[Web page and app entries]
──────

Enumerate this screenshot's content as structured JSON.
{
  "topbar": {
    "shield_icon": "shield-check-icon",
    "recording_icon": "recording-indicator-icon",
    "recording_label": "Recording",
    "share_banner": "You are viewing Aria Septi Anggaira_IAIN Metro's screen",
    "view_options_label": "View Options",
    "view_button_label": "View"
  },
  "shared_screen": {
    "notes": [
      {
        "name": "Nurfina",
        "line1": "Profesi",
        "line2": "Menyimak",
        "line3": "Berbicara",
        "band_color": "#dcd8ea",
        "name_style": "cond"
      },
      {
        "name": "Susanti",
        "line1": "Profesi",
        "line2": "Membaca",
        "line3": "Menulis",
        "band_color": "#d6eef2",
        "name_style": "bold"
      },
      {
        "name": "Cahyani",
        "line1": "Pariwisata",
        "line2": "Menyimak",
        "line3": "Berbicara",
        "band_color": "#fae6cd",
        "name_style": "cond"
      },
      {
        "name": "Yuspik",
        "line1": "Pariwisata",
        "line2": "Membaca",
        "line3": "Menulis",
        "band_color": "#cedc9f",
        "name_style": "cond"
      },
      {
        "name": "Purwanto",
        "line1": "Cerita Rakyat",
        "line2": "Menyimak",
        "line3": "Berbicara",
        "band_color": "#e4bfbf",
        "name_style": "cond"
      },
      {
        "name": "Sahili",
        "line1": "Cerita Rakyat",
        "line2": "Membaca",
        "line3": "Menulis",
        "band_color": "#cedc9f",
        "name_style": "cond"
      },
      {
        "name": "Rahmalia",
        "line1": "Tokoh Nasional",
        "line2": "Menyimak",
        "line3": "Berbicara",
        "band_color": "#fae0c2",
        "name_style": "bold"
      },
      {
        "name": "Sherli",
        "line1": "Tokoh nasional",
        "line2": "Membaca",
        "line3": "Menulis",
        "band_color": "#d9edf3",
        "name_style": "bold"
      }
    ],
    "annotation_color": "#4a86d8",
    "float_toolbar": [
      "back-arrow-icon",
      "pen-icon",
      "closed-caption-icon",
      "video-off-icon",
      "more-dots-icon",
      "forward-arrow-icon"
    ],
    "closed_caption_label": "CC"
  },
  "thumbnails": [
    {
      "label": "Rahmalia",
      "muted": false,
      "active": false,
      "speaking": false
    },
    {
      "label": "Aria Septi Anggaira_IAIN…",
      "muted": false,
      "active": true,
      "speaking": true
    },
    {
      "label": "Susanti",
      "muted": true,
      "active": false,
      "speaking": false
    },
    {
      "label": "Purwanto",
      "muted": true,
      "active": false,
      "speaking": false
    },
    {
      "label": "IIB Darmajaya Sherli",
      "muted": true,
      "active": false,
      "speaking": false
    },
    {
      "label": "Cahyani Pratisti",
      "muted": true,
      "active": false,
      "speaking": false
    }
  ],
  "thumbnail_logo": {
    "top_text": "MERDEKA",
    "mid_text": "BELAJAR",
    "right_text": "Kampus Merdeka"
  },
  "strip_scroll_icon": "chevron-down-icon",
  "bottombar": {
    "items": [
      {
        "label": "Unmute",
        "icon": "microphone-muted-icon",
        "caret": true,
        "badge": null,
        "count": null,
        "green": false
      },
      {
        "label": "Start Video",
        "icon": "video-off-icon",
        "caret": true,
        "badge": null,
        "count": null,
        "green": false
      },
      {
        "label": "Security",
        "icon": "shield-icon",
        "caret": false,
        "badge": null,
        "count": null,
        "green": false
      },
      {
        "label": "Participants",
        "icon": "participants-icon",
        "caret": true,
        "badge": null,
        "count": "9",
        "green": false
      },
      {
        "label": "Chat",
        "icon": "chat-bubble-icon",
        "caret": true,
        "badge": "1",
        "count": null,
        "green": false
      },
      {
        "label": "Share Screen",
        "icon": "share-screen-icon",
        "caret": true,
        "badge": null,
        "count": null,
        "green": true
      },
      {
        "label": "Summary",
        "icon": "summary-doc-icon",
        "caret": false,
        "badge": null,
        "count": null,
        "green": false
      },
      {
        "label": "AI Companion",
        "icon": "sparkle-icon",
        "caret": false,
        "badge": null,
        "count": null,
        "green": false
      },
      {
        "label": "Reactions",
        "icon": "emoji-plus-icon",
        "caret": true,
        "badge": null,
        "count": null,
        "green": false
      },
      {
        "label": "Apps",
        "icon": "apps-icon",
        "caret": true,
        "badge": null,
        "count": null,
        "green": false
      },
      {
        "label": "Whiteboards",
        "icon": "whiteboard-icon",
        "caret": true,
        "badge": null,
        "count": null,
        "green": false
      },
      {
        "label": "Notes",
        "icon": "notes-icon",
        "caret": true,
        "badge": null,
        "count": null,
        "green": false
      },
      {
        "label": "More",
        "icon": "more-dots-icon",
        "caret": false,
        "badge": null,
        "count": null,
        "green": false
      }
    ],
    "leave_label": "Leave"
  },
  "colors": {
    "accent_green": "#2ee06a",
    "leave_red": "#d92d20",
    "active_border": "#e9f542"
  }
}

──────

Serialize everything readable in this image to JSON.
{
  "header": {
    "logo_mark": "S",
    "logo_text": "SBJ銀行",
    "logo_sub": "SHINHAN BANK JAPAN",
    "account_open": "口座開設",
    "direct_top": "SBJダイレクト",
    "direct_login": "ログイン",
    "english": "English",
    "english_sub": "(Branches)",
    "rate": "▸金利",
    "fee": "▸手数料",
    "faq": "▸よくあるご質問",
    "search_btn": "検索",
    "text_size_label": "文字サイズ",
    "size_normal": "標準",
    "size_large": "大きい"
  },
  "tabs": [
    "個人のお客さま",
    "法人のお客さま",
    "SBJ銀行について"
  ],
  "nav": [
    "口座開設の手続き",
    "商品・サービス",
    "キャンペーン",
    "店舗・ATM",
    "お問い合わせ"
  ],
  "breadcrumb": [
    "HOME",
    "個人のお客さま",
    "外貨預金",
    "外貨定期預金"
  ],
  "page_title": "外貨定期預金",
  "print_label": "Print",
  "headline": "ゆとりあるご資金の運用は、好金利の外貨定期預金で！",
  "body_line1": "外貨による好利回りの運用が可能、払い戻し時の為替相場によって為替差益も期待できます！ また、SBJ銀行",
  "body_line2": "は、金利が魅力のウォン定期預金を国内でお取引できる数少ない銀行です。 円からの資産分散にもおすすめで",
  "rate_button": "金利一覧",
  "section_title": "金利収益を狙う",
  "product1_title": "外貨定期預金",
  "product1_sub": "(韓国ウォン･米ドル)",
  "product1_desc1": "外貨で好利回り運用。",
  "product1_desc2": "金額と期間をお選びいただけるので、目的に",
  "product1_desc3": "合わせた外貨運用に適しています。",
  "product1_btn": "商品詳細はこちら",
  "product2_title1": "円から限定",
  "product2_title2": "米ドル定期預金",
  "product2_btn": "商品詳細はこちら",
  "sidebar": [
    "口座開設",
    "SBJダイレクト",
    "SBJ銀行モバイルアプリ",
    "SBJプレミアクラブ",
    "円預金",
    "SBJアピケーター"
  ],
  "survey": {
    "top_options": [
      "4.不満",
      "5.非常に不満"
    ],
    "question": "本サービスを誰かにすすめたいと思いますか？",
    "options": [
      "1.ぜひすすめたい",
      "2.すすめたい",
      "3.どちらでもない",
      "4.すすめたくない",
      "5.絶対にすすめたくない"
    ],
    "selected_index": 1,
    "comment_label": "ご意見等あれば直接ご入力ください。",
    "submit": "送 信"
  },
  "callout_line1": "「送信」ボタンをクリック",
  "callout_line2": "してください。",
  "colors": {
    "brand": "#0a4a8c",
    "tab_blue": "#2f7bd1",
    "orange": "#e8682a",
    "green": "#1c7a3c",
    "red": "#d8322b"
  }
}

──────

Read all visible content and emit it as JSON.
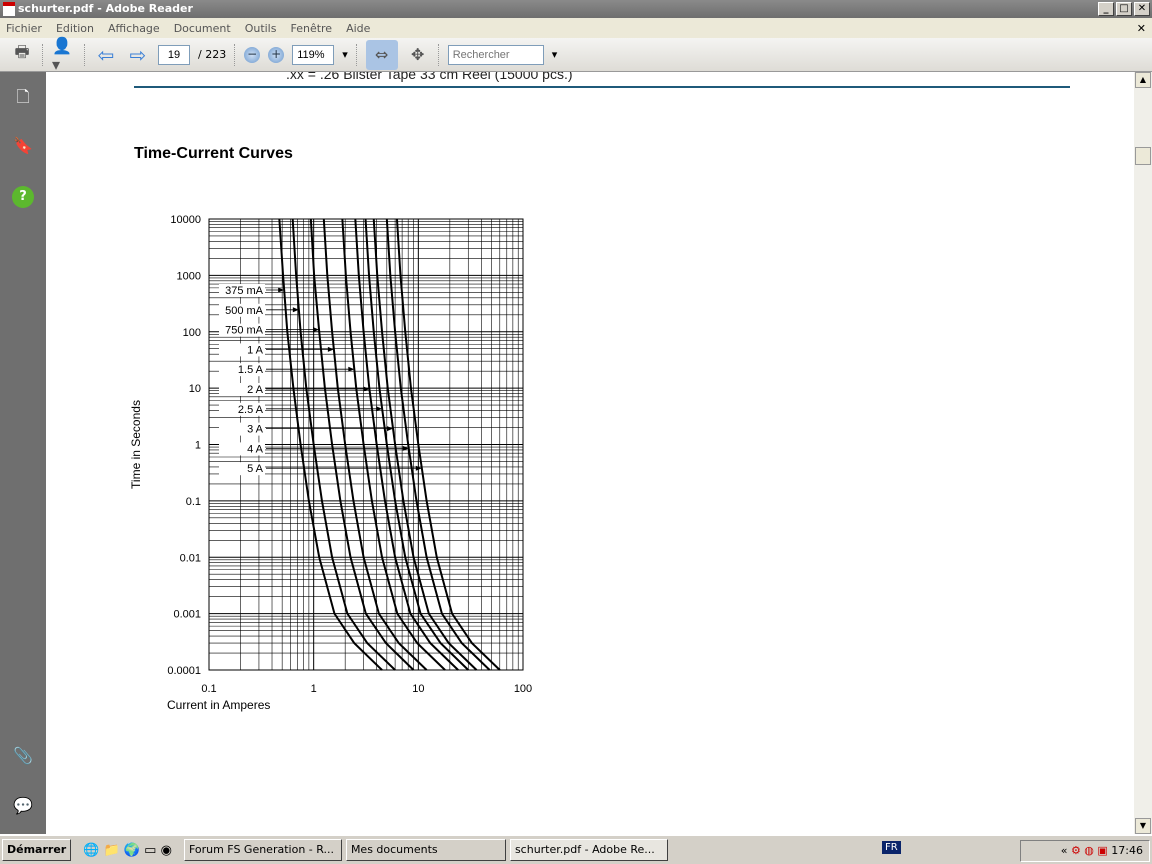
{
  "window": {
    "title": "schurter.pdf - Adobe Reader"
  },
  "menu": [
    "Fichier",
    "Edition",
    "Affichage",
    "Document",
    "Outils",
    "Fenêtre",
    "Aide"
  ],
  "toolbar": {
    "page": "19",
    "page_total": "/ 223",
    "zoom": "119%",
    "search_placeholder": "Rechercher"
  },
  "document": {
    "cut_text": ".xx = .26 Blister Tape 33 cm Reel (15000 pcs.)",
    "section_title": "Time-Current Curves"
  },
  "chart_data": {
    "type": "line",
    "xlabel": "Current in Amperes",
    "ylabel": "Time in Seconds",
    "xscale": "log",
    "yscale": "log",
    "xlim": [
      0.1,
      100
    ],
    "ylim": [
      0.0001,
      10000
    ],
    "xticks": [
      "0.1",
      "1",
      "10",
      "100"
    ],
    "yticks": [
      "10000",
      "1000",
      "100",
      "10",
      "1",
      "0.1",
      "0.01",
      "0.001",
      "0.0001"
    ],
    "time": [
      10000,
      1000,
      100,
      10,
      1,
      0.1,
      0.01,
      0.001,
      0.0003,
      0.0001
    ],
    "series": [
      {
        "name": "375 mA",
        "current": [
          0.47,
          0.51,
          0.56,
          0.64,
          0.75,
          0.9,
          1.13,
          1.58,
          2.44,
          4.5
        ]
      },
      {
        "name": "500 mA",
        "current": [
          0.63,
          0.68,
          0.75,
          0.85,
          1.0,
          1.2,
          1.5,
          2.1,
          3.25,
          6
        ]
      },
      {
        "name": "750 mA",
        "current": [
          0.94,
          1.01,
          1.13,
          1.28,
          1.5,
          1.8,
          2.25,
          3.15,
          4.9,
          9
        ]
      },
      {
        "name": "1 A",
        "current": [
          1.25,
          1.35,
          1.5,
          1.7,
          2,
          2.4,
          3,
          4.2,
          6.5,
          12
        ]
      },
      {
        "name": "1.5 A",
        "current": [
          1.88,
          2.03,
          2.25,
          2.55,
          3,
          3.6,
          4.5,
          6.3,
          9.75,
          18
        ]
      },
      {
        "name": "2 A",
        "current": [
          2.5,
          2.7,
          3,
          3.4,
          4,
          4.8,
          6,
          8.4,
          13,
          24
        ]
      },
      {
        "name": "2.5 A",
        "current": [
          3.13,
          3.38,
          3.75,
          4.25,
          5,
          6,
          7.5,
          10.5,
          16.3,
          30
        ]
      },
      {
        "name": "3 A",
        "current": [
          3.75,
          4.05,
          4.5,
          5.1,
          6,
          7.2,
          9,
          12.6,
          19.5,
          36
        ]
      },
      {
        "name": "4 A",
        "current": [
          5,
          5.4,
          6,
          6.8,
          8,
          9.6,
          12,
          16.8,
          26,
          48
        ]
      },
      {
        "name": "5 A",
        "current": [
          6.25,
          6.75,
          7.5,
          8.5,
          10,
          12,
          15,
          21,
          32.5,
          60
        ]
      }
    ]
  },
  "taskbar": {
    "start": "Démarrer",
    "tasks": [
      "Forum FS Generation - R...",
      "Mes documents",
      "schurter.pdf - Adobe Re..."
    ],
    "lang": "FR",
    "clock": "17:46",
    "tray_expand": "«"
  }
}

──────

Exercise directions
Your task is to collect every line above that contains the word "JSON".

Task solution
Enumerate this screenshot's content as structured JSON.
Serialize everything readable in this image to JSON.
Read all visible content and emit it as JSON.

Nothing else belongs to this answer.